30th January, 1947
Yesterday Bhagavan said that Sankara sang about Sambandha in Soundarya Lahari, referring to him as ‘dravida sisuhu’, didn’t he? Last night I took out Soundarya Lahari with a Telugu commentary and saw the sloka written by Sankara about Sambandha which is as follows:
O Daughter of the Mountain, I fancy that the ocean of the milk of poesy rising out of Thy heart verily caused the milk of Thy breasts to flow. On swallowing this milk given by Thy grace, the Dravidian child became a poet among great poets.
The Telugu commentary stated that the word ‘dravida sisuhu’ in the sloka meant Sankara himself. On the next day I mentioned this to Bhagavan. Bhagavan replied, “The Telugu commentators must have stated it wrongly. The Tamil Soundarya Lahari stated that the words ‘dravida sisuhu’ meant Sambandha and not Sankara” and he sent for the Tamil book and read out all that was written in it about the reason for Sambandha receiving the title of ‘dravida sisuhu’, and explained it to us as follows: “Sambandha was born in an orthodox brahmin family in the town of Sirkali, to Sivapada Hridayar and his wife Bhagawatiyar. The parents named him Aludaya Pillayar. One day, when the boy was three years old, the father took him to Thiruttoni Appar Koil. While immersed in the tank for a bath, he began repeating the aghamarshana mantram. When the child could not see the father in the tank, it looked around with fear and grief. There was no trace of the father. It could not contain its grief and so wept aloud looking at the temple chariot saying, ‘Father! Mother!’ Parvati and Lord Siva appeared in the sky, seated on the sacred Bull and gave darshan to that little child. Siva directed Parvati to give the boy a golden cupful of her breast milk, the milk containing Siva Jnana (Knowledge of Siva). She did accordingly. The boy drank the milk and became free from sorrow, and the divine couple disappeared.
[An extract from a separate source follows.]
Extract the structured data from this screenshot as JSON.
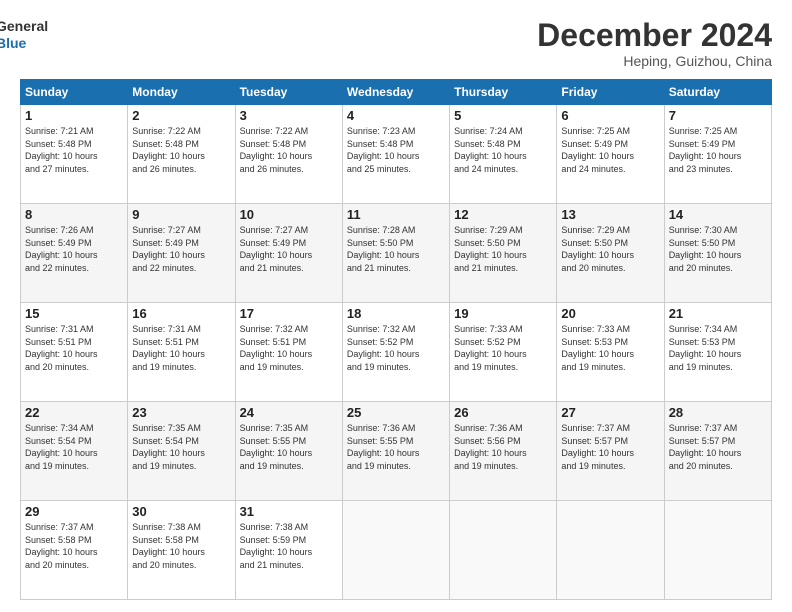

“Having drunk the milk of jnana, and feeling quite satisfied and happy, Sambandha sat on the tank bund with milk dribbling from the corners of his mouth. When the father came out from his bath, he saw the boy’s condition and angrily asked, flourishing a cane, ‘Who gave you milk? Can you drink milk given by strangers? Tell me who that person is or I will beat you.’ Sambandha immediately replied by singing ten Tamil verses beginning with, ... The gist of the first verse is: ‘The Man with kundalas (sacred ear-rings), the Man who rides the sacred Bull, the Man who has the white moon on His head, the Man whose body is smeared with the ashes of the burning ghat, the thief who has stolen my heart, He who came to bless Brahma, the Creator, when Brahma, with the Vedas in his hand did penance, and He who occupies the sacred seat of Brahmapuri, He, my Father, is there, and She, my Mother who gave the milk, is there!” So saying he described the forms of Siva and Parvati as he witnessed with his eyes and who gave him milk to drink, and also pointed towards the temple chariot.
“It was clear from the verses, that the people who gave milk to the child were no other than Parvati and Lord Siva.
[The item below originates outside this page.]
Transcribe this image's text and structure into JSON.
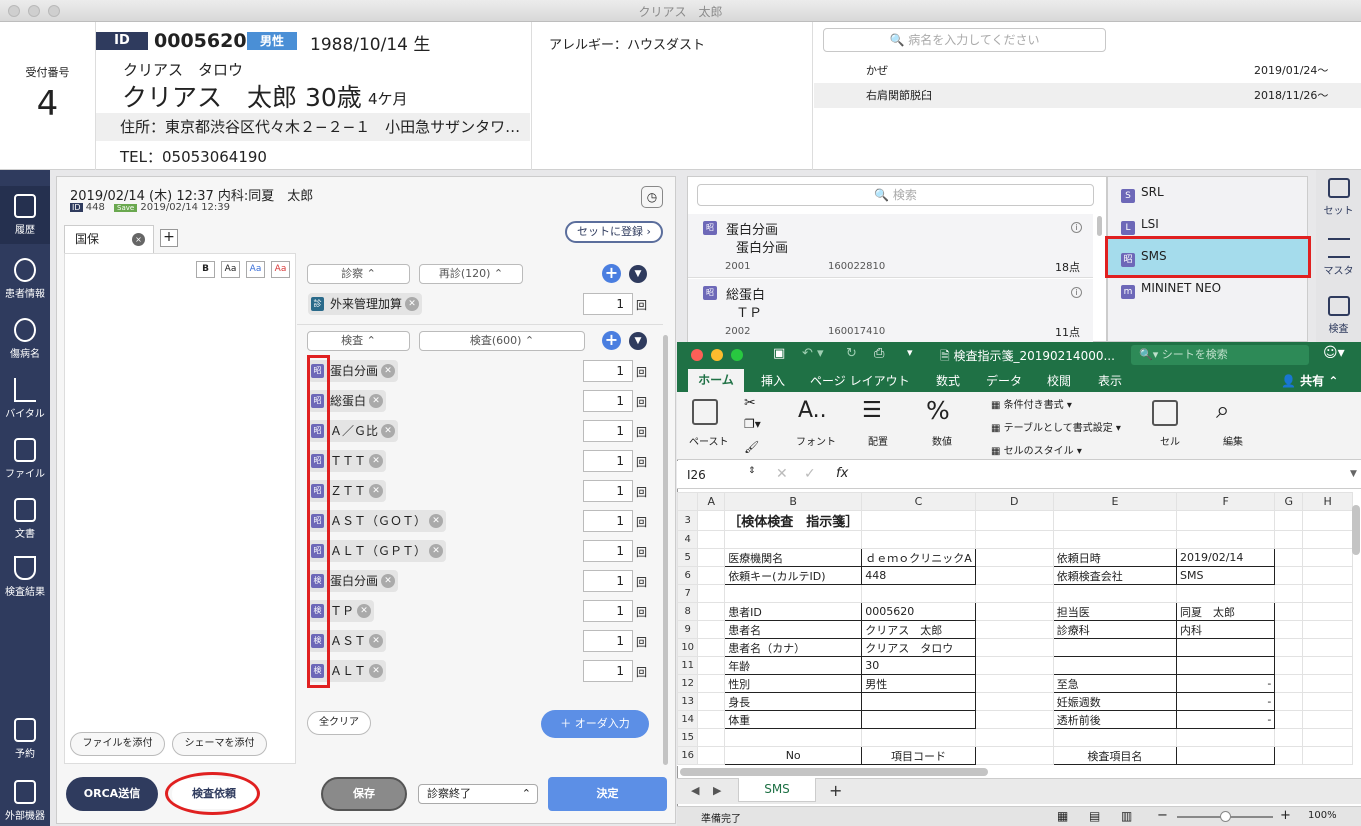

People gathered round. From that day onwards, the boy’s poetic flow began to run unimpeded. That is why Sankara sang, Thava Stanyam Manye. The commentators therefore decided that the word ‘dravida sisuhu’ referred to Sambandha alone. Nayana also wrote of him as ‘dravida sisuhu’ in Sri Ramana Gita.”